Warsaw has enjoyed a building boom, with impressive new business towers going up despite the economic slowdown in western Europe. St. Petersburg glories in the architectural treasures of the past but with much less evidence of current dynamism.This is because Poland has had successful reforms and Russia has not:

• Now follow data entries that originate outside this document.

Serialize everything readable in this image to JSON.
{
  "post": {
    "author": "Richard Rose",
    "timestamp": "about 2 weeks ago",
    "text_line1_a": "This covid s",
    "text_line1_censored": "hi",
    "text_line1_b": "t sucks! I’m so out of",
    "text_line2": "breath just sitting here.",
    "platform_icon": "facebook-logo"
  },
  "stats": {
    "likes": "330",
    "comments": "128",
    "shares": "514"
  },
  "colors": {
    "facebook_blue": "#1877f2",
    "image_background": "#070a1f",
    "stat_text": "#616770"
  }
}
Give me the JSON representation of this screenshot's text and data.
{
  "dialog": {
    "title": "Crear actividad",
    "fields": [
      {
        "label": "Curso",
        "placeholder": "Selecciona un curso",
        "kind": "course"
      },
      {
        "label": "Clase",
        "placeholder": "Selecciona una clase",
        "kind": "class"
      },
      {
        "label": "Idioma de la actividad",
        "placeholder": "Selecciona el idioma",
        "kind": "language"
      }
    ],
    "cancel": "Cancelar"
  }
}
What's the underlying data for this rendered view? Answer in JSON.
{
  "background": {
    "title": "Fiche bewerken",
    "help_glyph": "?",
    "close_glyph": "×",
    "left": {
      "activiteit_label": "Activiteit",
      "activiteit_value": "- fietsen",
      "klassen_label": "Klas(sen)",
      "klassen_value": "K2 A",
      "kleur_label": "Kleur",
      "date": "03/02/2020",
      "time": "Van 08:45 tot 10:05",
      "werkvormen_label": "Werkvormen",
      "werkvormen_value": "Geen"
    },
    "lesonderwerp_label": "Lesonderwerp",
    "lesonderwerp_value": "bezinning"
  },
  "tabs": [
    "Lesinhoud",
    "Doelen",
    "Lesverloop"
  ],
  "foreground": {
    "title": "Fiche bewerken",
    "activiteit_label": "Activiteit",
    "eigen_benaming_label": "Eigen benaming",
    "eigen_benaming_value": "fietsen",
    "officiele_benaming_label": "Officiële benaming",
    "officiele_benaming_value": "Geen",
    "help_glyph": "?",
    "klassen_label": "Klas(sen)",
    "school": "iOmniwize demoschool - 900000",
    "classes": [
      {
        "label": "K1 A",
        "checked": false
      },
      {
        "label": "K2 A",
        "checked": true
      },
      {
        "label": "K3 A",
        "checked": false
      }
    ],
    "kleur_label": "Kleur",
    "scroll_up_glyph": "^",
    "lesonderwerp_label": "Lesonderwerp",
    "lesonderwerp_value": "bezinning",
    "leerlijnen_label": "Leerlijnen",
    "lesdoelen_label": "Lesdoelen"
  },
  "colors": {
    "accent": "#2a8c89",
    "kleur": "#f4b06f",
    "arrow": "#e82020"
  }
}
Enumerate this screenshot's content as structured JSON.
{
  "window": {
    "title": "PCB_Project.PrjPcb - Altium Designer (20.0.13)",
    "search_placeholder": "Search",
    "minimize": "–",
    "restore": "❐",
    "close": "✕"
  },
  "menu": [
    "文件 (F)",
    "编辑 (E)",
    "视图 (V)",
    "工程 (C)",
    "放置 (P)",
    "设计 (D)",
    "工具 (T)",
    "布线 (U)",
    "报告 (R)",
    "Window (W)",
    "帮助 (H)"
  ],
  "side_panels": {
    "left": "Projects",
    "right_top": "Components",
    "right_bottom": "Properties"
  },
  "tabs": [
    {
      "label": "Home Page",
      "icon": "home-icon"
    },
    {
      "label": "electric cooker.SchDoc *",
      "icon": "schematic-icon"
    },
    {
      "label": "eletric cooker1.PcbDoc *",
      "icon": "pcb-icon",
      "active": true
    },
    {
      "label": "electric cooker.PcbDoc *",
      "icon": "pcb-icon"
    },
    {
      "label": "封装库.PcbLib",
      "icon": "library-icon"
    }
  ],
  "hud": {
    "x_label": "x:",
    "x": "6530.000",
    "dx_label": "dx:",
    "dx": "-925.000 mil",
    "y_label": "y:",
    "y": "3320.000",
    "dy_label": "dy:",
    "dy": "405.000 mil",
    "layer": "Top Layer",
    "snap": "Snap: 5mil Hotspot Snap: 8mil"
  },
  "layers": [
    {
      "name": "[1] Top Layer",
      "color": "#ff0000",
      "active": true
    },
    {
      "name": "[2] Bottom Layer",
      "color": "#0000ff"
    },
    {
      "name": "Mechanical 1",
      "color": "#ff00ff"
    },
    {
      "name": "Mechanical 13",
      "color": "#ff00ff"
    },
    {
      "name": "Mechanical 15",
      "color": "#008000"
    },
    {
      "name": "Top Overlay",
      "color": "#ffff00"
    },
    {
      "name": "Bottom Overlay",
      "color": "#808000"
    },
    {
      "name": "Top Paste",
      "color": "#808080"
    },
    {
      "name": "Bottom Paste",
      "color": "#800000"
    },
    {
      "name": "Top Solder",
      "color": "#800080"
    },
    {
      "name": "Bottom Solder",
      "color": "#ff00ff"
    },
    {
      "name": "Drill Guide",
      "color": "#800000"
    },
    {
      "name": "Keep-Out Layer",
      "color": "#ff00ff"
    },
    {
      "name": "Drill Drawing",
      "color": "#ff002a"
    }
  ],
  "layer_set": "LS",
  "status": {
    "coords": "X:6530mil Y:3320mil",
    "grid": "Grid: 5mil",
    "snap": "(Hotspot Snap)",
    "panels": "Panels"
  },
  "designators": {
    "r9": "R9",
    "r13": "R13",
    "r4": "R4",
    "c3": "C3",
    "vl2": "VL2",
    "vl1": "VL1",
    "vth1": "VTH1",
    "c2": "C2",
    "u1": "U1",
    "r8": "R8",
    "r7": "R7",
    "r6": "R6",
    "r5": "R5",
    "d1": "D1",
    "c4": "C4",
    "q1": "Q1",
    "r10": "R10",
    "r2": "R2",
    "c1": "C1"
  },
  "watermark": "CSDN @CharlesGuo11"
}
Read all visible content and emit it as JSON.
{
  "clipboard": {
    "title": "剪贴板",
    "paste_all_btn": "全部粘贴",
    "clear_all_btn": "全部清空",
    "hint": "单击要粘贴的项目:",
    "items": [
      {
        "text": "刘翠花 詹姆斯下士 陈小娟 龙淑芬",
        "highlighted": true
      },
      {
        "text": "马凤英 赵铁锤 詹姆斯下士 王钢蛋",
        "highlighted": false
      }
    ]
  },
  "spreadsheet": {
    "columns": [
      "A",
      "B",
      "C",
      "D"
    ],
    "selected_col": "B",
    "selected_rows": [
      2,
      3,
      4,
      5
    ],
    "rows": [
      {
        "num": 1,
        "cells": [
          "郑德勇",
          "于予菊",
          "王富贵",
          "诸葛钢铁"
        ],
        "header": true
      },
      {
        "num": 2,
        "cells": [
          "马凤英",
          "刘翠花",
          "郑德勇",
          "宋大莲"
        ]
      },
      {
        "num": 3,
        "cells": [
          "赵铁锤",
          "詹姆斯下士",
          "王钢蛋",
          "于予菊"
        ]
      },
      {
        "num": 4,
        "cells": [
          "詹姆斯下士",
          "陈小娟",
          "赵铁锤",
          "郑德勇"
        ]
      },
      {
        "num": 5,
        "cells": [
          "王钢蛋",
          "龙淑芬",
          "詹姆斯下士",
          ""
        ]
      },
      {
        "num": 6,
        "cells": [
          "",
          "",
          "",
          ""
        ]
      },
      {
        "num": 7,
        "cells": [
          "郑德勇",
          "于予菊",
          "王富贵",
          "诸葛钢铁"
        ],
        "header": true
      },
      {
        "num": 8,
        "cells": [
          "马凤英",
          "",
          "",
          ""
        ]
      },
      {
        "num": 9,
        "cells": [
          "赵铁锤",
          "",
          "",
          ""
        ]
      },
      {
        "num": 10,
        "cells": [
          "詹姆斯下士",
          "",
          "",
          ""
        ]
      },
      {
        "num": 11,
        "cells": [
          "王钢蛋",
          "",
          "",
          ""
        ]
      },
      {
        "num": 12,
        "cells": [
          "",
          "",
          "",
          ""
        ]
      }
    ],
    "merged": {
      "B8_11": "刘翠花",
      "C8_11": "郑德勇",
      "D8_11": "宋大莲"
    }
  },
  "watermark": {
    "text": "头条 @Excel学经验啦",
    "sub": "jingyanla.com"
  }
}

In Russia, on the other hand, corruption has run rampant during the past 20 years, and the public shows little capacity to rein it in. The institutions of civil society, suppressed by centuries of tsarism and obliterated by Soviet-era state brutality, remain weak. Because the constraints on corruption were so toothless, vast state wealth—especially oil, gas and mineral wealth—was transferred in the mid-1990s into private hands, creating the so-called oligarchs of the new Russia. A few years later powerful bureaucrats wrested back control of many of these assets. The rise and fall of the oligarchs was murky, without the transparency needed for a healthy market economy. Russia, not surprisingly, lands at a dismal 146th on the Transparency International corruption list.But the comparison is contrived. As anyone who has visited Moscow in the last ten years knows, it has experienced a tremendous building boom. Indeed, all one reads about in Moscow is how building is trampling on its architectural heritage. There are skyscrapers and apartment buildings everywhere. Outside the home of the New Economic School in Moscow we are surrounded by huge apartment blocks, obscuring what used to be great views of southwestern Moscow.
So if Sachs had visited Moscow would he have written that corruption has no effect on economic performance? Of course there are reasons why Moscow benefits more than St. Petersburg, primarily because it is the capital and business wants to be close to officials. Is this also the explanation for Warsaw? I do not know enough to answer. But it is an odd comparison.